Managed by Shokonsha shrine
The Meiji government, launched following the Imperial restoration, established Shokonsha shrine at the Reimei Shrine’s cemetery in 1868 to enshrine the souls of people who died because of the chaotic state of affairs after the arrival of U.S. Commodore Matthew Perry in 1853, as well as of the war dead in and after the Battle of Toba-Fushimi in 1868.
In 1877, the government confiscated most of the Reimei Shrine’s cemetery and precinct, and had the government-owned Shokonsha shrine manage them. Shokonsha shrine was later renamed to what it is currently known as, Kyoto Ryozen Gokoku Shrine.
“I want to be the present-day Sakamoto Ryoma,” runs a heartfelt tribute at his grave
During that time, Tokyo Shokonsha shrine was established in the Kudan district of Tokyo, and the enshrined “divine spirits” in the Shokonsha shrine and the Reimei Shrine in Kyoto were moved to the Tokyo shrine. Tokyo Shokonsha shrine was later renamed Yasukuni Shrine.
This means it is possible to revere Ryoma at Yasukuni Shrine, but if you really want to show your esteem for the legendary samurai, visit Ryozen, where his remains are buried.
Influence of Emperor Kokaku
Murakami Kuniyasu, who established Reimei Shrine, served the Imperial court ruled by Emperor Kokaku, whose reign was from 1779 to 1817.
Emperor Kokaku was a descendant of the Kanin-no-miya branch of the Imperial family, but he revived a range of rituals of the Imperial court, which were lost in the medieval period, in an attempt to restore the authority of the Imperial court.
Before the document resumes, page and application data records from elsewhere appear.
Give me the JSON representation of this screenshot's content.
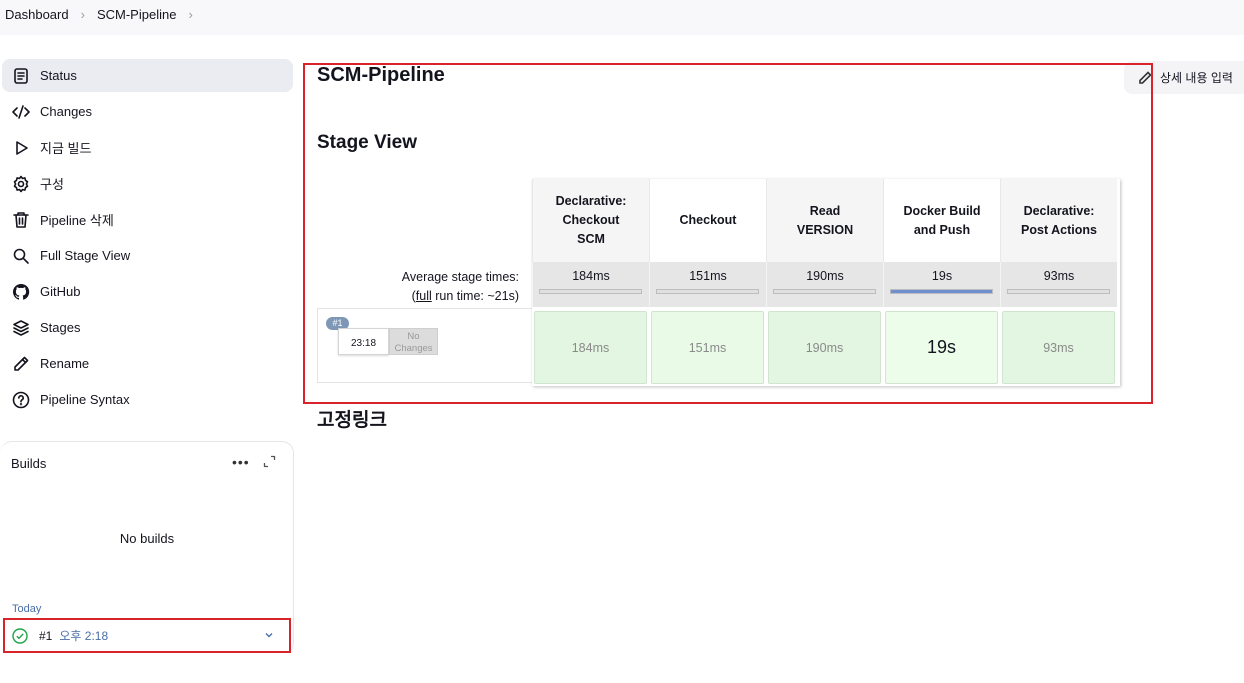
{
  "breadcrumb": {
    "items": [
      "Dashboard",
      "SCM-Pipeline"
    ]
  },
  "sidebar": {
    "items": [
      {
        "label": "Status",
        "icon": "status-icon"
      },
      {
        "label": "Changes",
        "icon": "code-icon"
      },
      {
        "label": "지금 빌드",
        "icon": "play-icon"
      },
      {
        "label": "구성",
        "icon": "gear-icon"
      },
      {
        "label": "Pipeline 삭제",
        "icon": "trash-icon"
      },
      {
        "label": "Full Stage View",
        "icon": "search-icon"
      },
      {
        "label": "GitHub",
        "icon": "github-icon"
      },
      {
        "label": "Stages",
        "icon": "layers-icon"
      },
      {
        "label": "Rename",
        "icon": "pencil-icon"
      },
      {
        "label": "Pipeline Syntax",
        "icon": "help-icon"
      }
    ]
  },
  "builds": {
    "title": "Builds",
    "more": "•••",
    "empty": "No builds",
    "today": "Today",
    "row": {
      "number": "#1",
      "time": "오후 2:18",
      "status": "success"
    }
  },
  "main": {
    "title": "SCM-Pipeline",
    "edit_description": "상세 내용 입력",
    "stage_view_title": "Stage View",
    "permalinks_title": "고정링크"
  },
  "stage_view": {
    "avg_label": "Average stage times:",
    "full_label": "full",
    "run_time_label": "run time: ~21s",
    "run": {
      "badge": "#1",
      "time": "23:18",
      "changes": "No Changes"
    },
    "stages": [
      {
        "name": "Declarative: Checkout SCM",
        "avg": "184ms",
        "cell": "184ms",
        "bar_fraction": 0
      },
      {
        "name": "Checkout",
        "avg": "151ms",
        "cell": "151ms",
        "bar_fraction": 0
      },
      {
        "name": "Read VERSION",
        "avg": "190ms",
        "cell": "190ms",
        "bar_fraction": 0
      },
      {
        "name": "Docker Build and Push",
        "avg": "19s",
        "cell": "19s",
        "bar_fraction": 1
      },
      {
        "name": "Declarative: Post Actions",
        "avg": "93ms",
        "cell": "93ms",
        "bar_fraction": 0
      }
    ]
  },
  "colors": {
    "accent": "#4a6ea8",
    "highlight": "#d9232b",
    "success": "#1ea446"
  }
}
Such efforts had an impact on the sonno-joi movement later.
The origin of the Gakushuin schools lies with Emperor Kokaku. The emperor planned to establish an educational institution for sons of kuge aristocratic class families, similar to the daigakuryo (university) in the Heian period (late eighth century to early 12th century). While the plan was not realized during his reign, it was decided that such an institution would be established in 1842 when Emperor Ninko, Kokaku’s successor, was on the throne. The institution was the Gakushuin school, and it was located south of Kyoto Imperial Palace until the first year of the Meiji era. The Gakushuin school in Tokyo was established in 1877.
Worshippers at Ryoma’s grave, before which handwritten tributes are placed. Unusually he was not only given a Shinto funeral but his body was buried in the shrine’s cemetery.